Supplied data Start Marker
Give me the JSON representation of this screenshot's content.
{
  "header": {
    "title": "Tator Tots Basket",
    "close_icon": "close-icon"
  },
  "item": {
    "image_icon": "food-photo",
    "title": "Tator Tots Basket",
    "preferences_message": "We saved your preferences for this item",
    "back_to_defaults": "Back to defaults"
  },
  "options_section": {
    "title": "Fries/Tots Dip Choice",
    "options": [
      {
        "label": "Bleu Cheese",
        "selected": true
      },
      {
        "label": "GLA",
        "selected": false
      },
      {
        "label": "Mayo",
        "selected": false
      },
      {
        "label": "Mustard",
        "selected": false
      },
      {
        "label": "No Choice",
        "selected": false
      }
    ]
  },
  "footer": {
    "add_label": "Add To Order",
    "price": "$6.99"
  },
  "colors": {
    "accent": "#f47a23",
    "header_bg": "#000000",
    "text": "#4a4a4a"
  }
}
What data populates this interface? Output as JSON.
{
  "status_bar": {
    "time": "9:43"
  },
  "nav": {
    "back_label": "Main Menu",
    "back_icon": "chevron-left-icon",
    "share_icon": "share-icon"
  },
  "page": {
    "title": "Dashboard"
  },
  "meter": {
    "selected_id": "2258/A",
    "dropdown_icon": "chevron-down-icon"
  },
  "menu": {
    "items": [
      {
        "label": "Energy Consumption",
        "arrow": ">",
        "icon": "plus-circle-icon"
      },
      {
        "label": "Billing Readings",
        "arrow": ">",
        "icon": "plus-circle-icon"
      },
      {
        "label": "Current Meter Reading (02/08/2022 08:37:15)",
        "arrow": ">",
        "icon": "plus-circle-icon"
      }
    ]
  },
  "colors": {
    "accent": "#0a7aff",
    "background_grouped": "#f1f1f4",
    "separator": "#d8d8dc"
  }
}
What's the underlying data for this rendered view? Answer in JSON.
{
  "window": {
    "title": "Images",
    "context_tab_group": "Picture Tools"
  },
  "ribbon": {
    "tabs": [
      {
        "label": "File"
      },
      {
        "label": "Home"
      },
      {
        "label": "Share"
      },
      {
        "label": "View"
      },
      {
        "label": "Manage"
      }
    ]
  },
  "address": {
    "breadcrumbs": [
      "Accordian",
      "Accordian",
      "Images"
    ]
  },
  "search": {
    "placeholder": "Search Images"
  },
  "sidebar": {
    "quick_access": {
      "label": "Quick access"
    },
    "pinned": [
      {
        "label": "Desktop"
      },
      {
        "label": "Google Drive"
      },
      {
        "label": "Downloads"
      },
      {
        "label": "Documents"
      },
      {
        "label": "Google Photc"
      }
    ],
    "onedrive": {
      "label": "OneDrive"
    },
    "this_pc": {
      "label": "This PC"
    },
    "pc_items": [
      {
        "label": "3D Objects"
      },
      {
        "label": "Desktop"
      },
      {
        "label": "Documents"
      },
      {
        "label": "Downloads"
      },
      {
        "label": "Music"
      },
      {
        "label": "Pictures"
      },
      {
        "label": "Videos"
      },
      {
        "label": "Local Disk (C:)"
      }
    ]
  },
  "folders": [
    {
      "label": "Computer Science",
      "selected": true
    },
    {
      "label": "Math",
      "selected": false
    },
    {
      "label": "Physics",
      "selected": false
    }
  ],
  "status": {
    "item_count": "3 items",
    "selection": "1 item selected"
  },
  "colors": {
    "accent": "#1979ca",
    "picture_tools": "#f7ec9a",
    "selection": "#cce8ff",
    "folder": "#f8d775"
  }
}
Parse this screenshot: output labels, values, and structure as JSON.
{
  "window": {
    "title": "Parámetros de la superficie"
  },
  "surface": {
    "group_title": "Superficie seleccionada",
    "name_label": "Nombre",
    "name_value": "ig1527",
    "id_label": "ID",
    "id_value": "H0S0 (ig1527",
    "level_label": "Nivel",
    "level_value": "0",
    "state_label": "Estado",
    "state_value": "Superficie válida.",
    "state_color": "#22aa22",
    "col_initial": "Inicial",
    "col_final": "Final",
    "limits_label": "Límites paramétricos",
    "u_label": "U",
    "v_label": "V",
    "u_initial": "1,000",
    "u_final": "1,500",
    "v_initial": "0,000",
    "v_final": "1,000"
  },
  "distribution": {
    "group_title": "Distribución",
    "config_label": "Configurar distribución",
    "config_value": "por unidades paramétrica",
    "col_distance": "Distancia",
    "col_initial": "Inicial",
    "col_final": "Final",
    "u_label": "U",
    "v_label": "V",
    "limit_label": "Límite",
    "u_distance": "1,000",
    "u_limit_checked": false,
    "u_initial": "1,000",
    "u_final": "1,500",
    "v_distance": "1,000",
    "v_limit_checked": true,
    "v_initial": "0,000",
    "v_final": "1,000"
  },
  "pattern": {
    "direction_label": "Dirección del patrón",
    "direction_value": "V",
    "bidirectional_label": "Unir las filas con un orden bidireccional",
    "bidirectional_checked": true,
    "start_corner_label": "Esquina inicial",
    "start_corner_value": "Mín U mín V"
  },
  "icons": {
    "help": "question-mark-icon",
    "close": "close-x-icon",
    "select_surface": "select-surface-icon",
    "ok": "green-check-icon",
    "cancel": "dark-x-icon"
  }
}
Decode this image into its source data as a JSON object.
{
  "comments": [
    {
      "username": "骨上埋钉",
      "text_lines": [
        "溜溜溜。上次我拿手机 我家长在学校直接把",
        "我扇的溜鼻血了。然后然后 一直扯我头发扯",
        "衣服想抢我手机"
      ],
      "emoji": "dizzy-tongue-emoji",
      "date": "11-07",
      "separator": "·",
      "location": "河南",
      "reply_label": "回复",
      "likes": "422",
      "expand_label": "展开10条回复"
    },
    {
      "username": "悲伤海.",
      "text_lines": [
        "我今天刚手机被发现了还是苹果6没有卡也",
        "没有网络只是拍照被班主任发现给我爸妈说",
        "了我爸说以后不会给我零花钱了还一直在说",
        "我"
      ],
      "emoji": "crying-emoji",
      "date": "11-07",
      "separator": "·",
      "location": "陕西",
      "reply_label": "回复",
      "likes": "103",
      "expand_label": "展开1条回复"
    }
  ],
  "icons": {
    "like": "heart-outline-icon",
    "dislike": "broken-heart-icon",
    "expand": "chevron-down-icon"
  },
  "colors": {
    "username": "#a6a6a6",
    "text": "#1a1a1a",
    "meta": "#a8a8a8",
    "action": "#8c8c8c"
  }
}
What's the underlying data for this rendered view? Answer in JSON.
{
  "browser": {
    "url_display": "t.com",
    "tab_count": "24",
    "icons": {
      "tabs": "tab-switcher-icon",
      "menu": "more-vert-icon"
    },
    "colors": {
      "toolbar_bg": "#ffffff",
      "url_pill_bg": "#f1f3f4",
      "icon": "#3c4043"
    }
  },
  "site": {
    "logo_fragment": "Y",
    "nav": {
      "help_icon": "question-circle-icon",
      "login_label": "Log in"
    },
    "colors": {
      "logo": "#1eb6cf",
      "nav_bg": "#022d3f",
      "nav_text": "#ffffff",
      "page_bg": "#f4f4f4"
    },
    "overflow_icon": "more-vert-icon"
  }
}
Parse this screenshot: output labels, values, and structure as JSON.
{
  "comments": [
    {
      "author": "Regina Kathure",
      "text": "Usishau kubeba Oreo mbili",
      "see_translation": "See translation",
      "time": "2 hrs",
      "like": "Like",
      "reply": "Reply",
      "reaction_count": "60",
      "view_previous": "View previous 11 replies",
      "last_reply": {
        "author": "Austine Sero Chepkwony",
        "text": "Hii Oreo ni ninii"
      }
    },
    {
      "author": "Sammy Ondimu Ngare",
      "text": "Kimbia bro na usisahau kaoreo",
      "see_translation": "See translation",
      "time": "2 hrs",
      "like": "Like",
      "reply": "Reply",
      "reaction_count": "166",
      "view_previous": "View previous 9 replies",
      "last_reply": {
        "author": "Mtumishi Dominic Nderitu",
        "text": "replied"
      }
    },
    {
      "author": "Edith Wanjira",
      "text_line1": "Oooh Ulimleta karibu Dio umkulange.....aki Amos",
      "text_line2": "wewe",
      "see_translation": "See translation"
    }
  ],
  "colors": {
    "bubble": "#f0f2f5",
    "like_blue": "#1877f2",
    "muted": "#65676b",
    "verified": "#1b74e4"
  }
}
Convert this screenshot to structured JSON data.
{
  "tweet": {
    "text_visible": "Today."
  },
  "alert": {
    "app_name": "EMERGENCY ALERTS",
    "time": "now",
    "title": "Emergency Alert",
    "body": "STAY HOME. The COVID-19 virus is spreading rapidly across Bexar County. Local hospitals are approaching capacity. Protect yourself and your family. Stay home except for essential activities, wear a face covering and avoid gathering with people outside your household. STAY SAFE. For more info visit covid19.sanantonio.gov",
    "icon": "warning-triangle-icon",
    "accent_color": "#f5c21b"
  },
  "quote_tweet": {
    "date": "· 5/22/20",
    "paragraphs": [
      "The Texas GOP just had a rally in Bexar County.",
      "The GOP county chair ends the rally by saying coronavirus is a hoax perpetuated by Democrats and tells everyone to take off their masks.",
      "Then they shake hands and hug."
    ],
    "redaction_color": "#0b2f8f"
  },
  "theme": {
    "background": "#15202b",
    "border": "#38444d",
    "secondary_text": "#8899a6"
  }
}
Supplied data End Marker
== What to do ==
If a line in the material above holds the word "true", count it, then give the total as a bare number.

== Output of the exercise ==
4